Content starts
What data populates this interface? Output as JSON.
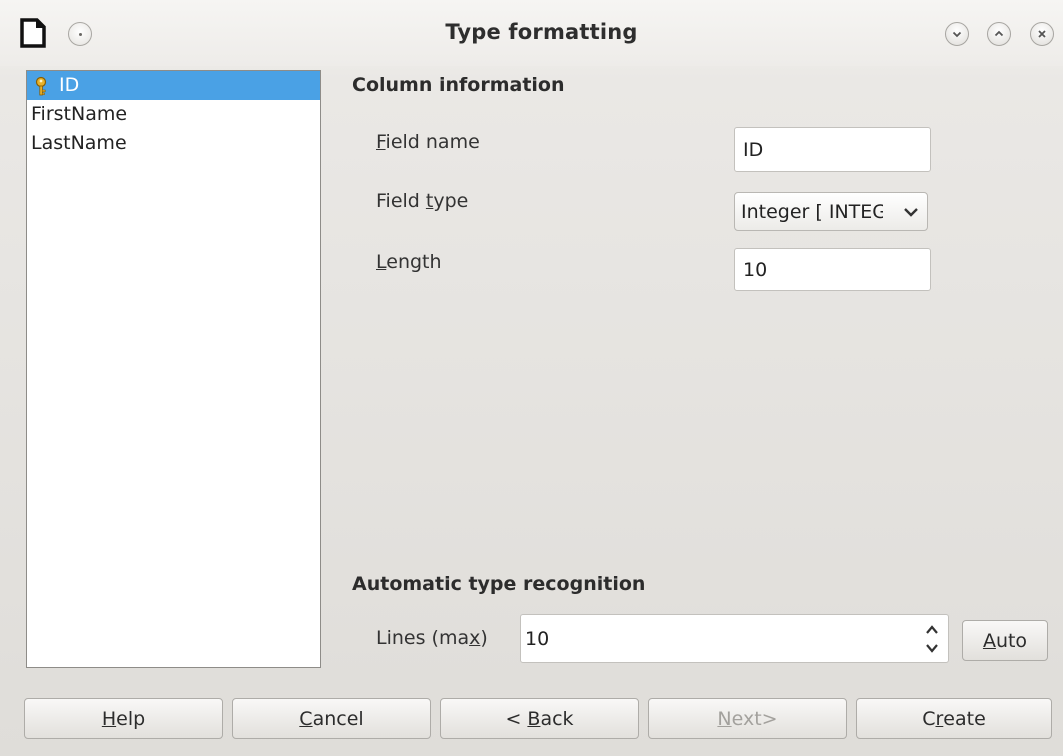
{
  "window": {
    "title": "Type formatting",
    "app_icon": "document-icon",
    "controls": [
      "minimize",
      "maximize",
      "close"
    ]
  },
  "field_list": {
    "items": [
      {
        "label": "ID",
        "primary_key": true,
        "selected": true
      },
      {
        "label": "FirstName",
        "primary_key": false,
        "selected": false
      },
      {
        "label": "LastName",
        "primary_key": false,
        "selected": false
      }
    ]
  },
  "column_info": {
    "heading": "Column information",
    "field_name_label_mnemonic": "F",
    "field_name_label_rest": "ield name",
    "field_name_value": "ID",
    "field_type_label_pre": "Field ",
    "field_type_label_mnemonic": "t",
    "field_type_label_rest": "ype",
    "field_type_value": "Integer [ INTEGER ]",
    "length_label_mnemonic": "L",
    "length_label_rest": "ength",
    "length_value": "10"
  },
  "auto_recognition": {
    "heading": "Automatic type recognition",
    "lines_label_pre": "Lines (ma",
    "lines_label_mnemonic": "x",
    "lines_label_post": ")",
    "lines_value": "10",
    "auto_button_mnemonic": "A",
    "auto_button_rest": "uto"
  },
  "buttons": {
    "help_mnemonic": "H",
    "help_rest": "elp",
    "cancel_mnemonic": "C",
    "cancel_rest": "ancel",
    "back_pre": "< ",
    "back_mnemonic": "B",
    "back_rest": "ack",
    "next_mnemonic": "N",
    "next_rest": "ext>",
    "create_pre": "C",
    "create_mnemonic": "r",
    "create_rest": "eate"
  },
  "colors": {
    "selection": "#4aa1e5",
    "key_icon": "#d9a21b"
  }
}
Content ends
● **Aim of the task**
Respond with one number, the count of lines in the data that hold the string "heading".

● **Solution**
2